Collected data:
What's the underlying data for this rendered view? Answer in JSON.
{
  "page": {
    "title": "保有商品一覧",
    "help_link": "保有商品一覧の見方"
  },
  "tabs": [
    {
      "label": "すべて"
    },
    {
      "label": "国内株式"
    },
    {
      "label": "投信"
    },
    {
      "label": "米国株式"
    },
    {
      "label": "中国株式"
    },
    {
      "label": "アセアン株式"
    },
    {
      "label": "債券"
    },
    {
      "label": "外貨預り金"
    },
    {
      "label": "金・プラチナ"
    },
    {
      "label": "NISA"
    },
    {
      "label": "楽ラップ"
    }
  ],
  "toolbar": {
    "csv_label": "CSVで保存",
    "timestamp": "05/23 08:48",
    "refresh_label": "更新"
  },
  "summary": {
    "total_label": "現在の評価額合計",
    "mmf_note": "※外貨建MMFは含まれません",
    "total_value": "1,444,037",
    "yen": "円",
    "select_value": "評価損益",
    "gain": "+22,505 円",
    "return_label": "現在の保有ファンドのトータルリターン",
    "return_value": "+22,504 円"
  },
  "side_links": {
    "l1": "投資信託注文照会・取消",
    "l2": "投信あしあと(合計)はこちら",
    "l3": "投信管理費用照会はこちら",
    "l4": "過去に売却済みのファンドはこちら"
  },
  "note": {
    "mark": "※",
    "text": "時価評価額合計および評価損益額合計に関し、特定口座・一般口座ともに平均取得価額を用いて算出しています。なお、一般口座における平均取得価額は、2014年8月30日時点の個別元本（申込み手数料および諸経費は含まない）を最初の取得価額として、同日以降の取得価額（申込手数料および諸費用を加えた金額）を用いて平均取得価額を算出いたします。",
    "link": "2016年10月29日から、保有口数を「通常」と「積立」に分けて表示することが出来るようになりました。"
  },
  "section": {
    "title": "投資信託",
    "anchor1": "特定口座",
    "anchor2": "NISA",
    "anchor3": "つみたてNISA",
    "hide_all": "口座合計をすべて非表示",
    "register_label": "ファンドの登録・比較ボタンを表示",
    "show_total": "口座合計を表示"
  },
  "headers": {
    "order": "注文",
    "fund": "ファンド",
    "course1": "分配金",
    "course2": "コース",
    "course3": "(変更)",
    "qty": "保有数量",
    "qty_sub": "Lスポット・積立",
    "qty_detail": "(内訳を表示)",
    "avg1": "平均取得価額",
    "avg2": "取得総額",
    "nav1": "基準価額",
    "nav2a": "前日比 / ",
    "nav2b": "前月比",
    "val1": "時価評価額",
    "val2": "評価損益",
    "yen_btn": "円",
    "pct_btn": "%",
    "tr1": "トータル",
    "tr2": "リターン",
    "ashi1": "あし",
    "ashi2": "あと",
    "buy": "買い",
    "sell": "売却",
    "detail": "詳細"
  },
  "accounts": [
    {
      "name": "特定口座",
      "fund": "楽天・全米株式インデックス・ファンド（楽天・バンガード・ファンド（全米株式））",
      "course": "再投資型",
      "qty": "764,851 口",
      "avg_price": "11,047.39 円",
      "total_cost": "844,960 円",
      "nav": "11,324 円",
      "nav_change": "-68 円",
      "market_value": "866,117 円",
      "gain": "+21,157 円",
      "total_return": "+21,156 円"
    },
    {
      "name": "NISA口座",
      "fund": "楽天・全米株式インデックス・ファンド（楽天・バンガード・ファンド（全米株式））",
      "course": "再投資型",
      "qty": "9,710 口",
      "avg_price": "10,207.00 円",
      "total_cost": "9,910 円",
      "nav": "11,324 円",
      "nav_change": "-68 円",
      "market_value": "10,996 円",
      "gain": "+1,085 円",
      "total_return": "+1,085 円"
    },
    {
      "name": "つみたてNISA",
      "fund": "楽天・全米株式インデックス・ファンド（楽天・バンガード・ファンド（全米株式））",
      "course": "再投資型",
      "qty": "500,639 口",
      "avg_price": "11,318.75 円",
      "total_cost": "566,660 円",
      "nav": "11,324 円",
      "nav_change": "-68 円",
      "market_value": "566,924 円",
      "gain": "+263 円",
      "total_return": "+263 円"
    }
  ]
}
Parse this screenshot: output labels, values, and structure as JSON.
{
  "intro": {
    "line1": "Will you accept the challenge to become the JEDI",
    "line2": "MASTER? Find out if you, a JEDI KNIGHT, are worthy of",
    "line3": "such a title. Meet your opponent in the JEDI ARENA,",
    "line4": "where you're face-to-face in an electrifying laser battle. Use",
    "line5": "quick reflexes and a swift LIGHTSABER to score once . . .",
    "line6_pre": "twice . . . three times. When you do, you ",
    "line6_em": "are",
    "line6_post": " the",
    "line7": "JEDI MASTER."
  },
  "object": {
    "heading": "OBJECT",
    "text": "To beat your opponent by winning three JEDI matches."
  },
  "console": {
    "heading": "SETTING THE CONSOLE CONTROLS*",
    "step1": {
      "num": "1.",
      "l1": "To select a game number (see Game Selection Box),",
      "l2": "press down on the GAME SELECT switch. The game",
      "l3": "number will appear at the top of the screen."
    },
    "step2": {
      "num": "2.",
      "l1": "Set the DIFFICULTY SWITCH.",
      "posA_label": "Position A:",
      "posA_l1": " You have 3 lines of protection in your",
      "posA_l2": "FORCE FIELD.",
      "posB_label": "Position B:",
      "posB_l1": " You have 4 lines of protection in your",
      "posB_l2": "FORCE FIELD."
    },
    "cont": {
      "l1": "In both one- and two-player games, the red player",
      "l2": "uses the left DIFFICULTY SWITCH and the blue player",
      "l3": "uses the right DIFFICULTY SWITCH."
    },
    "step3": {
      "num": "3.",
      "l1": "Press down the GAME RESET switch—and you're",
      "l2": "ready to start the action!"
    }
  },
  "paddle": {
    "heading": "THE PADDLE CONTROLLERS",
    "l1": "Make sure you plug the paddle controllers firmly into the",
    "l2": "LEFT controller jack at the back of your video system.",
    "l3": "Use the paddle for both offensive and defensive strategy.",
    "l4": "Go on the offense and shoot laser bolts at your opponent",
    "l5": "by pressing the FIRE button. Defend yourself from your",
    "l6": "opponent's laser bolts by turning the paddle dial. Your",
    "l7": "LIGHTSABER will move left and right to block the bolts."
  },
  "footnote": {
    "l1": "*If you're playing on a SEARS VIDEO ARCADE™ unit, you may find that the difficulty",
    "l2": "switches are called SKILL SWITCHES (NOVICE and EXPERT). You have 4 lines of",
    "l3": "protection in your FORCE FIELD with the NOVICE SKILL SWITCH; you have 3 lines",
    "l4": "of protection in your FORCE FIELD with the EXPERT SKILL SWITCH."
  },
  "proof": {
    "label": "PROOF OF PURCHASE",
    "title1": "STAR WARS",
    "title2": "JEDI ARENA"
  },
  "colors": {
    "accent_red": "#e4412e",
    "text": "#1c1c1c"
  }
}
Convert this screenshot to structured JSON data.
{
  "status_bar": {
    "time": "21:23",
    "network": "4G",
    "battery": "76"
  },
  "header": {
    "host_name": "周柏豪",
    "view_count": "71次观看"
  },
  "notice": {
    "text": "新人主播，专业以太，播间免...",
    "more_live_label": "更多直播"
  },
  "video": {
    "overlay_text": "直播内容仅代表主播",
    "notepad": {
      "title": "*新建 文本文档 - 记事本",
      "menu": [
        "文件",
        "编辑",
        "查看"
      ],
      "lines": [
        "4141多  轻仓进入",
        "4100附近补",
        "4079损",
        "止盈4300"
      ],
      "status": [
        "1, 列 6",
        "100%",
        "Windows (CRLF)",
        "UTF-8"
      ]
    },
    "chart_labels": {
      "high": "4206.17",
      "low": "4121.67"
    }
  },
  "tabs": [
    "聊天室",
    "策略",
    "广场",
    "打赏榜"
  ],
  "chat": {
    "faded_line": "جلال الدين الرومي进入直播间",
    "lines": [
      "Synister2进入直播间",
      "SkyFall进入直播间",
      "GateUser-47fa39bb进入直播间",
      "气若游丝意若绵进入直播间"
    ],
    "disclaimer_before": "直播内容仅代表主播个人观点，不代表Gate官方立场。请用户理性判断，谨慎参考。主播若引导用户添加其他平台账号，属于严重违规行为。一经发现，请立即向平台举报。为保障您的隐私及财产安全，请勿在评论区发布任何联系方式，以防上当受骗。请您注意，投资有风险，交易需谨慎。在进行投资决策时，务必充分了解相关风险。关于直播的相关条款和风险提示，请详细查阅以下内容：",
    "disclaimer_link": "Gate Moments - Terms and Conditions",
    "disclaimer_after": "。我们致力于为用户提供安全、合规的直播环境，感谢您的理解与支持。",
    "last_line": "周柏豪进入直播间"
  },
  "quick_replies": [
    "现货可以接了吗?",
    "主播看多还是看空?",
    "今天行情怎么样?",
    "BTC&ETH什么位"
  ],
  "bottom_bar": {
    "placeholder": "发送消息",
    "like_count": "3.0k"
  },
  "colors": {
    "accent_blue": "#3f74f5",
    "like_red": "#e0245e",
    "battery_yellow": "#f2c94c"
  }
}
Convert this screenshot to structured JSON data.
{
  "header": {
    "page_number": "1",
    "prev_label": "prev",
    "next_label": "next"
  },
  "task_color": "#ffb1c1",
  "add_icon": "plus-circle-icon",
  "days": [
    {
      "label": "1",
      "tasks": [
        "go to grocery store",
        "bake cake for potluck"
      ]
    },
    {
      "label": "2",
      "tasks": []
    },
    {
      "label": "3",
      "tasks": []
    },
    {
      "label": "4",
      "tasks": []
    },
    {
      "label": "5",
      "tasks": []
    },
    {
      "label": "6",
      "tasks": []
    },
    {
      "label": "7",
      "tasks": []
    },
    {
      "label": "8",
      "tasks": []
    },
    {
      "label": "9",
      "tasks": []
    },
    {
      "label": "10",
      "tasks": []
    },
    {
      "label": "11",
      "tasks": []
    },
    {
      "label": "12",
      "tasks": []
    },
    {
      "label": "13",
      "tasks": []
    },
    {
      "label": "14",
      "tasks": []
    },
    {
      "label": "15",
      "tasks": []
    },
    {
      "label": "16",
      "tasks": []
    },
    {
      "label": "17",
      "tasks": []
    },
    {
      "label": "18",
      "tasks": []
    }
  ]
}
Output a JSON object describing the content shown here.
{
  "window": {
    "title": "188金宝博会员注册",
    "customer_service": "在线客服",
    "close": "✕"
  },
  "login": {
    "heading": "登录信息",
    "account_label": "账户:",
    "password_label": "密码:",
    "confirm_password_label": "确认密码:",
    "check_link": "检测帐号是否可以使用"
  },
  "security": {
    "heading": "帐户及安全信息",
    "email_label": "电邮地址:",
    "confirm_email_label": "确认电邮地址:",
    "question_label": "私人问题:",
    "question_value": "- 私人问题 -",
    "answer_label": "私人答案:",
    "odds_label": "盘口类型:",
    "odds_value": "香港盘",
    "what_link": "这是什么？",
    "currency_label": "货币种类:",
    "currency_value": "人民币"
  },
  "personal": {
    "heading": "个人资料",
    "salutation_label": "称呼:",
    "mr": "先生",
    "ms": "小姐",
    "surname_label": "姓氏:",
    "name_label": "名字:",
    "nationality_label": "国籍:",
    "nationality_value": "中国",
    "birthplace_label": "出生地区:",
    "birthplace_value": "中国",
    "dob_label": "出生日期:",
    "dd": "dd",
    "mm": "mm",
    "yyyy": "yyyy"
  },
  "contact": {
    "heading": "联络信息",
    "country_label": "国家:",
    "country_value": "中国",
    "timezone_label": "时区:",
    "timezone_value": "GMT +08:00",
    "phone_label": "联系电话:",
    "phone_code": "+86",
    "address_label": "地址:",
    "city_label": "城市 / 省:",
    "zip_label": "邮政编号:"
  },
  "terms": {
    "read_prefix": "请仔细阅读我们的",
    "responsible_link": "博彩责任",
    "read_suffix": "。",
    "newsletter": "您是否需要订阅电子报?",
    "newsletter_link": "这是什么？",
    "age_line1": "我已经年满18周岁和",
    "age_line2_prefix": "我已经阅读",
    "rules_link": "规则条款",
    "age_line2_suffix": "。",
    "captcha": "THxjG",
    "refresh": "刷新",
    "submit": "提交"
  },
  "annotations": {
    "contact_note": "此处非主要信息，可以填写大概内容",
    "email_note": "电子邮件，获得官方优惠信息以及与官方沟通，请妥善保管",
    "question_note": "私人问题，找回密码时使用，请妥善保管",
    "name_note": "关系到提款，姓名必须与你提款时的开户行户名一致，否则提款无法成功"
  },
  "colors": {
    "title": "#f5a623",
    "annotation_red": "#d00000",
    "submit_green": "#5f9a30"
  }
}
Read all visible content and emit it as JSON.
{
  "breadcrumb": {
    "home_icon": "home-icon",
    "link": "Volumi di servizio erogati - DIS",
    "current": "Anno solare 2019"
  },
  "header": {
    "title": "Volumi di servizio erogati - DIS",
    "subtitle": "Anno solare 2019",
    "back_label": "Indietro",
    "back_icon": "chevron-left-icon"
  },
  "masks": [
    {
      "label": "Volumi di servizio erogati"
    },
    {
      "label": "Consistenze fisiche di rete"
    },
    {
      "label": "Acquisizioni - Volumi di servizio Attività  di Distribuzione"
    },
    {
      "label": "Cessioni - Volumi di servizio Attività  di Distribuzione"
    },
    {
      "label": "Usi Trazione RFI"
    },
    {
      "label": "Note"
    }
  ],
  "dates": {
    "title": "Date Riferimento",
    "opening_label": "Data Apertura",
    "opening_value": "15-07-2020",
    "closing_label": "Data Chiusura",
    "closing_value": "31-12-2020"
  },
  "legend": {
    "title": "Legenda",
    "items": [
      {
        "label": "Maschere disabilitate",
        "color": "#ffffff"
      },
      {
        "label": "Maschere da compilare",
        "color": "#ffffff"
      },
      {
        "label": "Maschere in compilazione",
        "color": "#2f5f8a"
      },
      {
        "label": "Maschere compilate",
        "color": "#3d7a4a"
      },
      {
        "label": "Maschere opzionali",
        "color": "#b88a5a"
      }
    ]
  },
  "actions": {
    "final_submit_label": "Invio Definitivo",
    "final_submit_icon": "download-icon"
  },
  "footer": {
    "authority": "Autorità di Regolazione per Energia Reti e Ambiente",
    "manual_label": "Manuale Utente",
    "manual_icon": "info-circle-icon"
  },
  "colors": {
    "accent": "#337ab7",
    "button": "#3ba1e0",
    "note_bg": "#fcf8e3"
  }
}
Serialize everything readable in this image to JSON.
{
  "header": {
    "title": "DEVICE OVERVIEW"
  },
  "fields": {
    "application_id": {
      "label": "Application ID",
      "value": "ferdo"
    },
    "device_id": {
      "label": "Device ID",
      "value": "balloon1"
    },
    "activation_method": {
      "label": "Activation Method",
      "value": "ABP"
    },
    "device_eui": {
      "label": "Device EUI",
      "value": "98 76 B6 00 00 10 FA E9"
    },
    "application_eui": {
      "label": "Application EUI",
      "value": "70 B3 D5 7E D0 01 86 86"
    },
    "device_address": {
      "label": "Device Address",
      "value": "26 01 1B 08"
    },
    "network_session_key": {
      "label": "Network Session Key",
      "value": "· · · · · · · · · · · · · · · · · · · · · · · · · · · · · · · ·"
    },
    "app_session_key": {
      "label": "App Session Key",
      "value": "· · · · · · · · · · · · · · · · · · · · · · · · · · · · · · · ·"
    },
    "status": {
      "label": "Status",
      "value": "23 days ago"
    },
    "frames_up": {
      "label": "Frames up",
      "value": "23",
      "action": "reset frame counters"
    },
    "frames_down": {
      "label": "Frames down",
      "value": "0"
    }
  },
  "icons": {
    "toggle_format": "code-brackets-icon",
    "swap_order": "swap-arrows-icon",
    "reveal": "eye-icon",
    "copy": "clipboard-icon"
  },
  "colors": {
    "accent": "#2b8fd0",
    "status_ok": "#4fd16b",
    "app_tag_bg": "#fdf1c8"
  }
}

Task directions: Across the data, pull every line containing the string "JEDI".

Reply:
    "line1": "Will you accept the challenge to become the JEDI",
    "line2": "MASTER? Find out if you, a JEDI KNIGHT, are worthy of",
    "line3": "such a title. Meet your opponent in the JEDI ARENA,",
    "line7": "JEDI MASTER."
    "text": "To beat your opponent by winning three JEDI matches."
    "title2": "JEDI ARENA"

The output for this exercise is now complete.